● TASK DIRECTIONS
Find all lines in the records that include the word "title", and copy them out.

● RECORD EXTRACTS
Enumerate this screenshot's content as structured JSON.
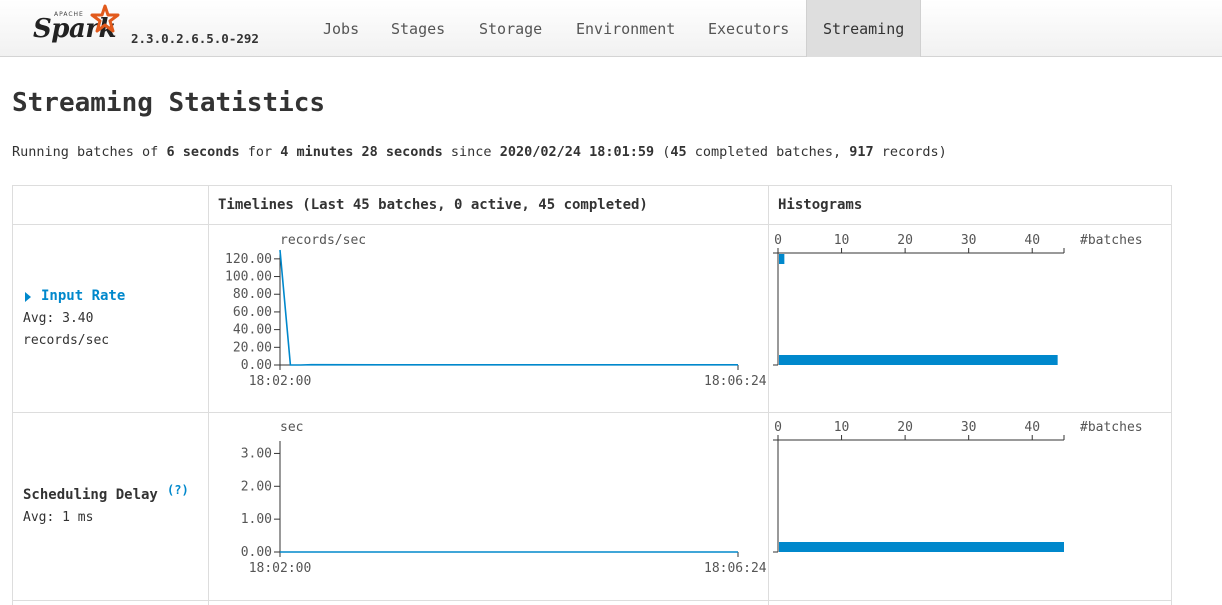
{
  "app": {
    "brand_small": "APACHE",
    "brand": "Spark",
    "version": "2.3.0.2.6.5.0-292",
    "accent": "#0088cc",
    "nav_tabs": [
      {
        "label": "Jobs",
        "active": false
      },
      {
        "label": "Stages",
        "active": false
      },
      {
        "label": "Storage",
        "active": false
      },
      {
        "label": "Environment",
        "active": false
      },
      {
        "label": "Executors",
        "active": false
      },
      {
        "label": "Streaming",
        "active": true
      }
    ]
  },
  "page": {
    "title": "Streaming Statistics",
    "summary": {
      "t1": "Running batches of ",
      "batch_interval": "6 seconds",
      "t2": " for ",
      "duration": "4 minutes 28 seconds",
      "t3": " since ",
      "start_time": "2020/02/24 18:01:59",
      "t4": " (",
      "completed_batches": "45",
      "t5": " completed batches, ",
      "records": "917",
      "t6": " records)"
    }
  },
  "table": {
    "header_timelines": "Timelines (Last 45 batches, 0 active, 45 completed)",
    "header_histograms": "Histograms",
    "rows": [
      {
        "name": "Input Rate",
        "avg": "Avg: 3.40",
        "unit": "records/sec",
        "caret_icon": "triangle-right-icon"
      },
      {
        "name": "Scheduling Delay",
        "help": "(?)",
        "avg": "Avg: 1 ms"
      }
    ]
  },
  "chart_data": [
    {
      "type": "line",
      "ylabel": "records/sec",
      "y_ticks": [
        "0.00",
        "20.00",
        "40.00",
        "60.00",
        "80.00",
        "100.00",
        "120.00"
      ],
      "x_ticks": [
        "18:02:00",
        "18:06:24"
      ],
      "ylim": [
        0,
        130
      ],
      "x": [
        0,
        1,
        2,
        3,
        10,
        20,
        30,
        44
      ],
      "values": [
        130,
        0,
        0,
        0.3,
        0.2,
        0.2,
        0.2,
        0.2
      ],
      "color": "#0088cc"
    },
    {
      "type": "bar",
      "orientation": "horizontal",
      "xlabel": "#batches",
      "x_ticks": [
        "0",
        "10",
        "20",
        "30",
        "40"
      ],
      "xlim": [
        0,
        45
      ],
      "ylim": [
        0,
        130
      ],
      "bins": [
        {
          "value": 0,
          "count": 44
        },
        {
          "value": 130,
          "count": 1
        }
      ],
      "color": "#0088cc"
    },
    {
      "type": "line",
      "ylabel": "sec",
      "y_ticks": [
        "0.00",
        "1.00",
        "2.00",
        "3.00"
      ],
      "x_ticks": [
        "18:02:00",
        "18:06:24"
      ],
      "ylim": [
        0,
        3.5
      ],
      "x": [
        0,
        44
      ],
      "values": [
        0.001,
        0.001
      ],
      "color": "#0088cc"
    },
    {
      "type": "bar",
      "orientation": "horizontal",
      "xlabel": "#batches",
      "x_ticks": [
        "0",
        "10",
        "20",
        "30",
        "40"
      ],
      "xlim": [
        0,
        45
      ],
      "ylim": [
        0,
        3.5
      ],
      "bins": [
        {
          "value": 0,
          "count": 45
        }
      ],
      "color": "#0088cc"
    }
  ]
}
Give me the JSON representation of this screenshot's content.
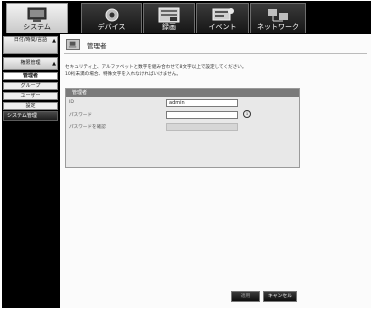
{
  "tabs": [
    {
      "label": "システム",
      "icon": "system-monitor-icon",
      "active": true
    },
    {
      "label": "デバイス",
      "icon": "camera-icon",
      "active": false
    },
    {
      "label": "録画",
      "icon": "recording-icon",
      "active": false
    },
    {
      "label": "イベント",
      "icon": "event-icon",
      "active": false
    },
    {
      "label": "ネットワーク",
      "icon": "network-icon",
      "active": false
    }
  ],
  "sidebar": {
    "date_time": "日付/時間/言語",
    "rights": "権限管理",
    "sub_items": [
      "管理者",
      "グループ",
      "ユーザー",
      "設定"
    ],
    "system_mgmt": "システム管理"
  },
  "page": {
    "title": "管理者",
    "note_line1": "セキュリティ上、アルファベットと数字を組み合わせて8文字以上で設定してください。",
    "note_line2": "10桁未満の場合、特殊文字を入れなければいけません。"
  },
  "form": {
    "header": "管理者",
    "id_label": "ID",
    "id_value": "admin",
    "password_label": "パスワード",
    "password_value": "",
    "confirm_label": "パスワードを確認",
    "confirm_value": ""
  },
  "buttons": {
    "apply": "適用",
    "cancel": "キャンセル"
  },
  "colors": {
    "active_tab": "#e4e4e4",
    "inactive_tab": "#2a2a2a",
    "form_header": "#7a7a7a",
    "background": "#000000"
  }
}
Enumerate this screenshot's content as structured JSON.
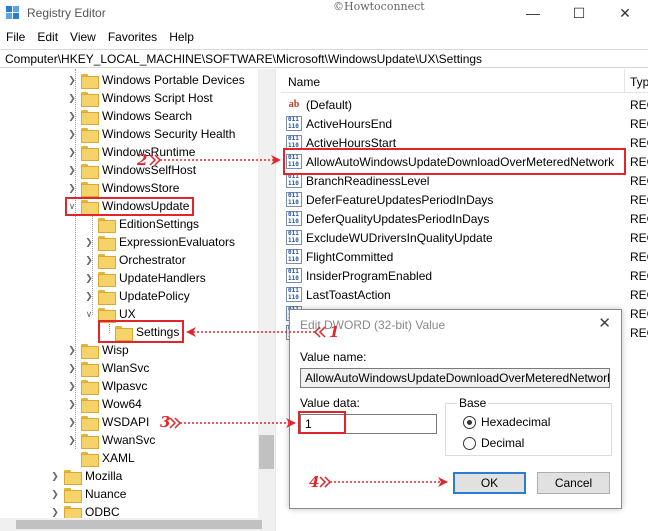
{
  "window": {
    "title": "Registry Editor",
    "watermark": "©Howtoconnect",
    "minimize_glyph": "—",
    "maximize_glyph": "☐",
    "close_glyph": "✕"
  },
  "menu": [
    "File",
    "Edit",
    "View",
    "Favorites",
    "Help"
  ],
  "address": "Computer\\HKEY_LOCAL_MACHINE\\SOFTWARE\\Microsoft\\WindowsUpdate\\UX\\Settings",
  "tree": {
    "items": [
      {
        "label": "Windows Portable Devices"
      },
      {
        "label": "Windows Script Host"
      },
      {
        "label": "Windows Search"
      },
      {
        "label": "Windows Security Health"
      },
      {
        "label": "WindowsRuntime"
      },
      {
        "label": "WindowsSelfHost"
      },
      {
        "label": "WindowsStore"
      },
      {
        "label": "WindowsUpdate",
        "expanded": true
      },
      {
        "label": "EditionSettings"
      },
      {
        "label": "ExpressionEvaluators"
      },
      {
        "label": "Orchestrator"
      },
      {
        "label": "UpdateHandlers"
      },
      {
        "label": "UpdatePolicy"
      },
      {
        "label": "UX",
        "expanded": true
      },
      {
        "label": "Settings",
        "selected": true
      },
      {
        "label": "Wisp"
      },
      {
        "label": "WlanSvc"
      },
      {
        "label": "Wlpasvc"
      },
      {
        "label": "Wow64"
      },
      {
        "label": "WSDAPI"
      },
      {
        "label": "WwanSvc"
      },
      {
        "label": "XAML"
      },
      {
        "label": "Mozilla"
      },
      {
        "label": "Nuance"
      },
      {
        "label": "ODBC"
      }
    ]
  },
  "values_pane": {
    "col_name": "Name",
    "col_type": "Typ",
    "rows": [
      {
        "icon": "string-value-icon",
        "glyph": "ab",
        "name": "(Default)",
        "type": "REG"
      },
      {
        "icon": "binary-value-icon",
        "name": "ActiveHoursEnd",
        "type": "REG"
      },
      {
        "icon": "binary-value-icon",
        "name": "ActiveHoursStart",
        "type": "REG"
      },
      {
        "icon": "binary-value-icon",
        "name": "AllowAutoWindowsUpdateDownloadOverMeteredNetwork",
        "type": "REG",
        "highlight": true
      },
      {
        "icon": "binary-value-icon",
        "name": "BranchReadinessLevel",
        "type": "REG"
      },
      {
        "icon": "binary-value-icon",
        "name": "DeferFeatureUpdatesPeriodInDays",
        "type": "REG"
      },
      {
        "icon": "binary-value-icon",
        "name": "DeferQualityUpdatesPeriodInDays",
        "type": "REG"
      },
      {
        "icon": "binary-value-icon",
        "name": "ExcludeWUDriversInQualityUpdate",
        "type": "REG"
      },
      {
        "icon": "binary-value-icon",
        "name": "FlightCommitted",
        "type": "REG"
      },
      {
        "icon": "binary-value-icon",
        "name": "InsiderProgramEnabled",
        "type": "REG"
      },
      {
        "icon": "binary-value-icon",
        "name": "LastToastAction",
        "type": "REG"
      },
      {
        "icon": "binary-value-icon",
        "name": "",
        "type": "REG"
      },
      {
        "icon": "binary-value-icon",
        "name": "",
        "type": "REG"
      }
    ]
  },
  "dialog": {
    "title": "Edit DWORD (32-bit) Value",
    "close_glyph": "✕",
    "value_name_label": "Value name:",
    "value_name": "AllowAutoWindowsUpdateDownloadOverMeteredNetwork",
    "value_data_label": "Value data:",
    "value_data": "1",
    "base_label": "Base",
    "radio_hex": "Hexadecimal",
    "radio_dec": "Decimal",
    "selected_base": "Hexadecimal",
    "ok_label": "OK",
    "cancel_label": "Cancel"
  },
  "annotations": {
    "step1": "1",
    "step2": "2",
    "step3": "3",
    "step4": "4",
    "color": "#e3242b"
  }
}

● YOUR RESPONSE
    "title": "Streaming Statistics",
    "title": "管理者",
    "title": "Registry Editor",
    "title": "Edit DWORD (32-bit) Value",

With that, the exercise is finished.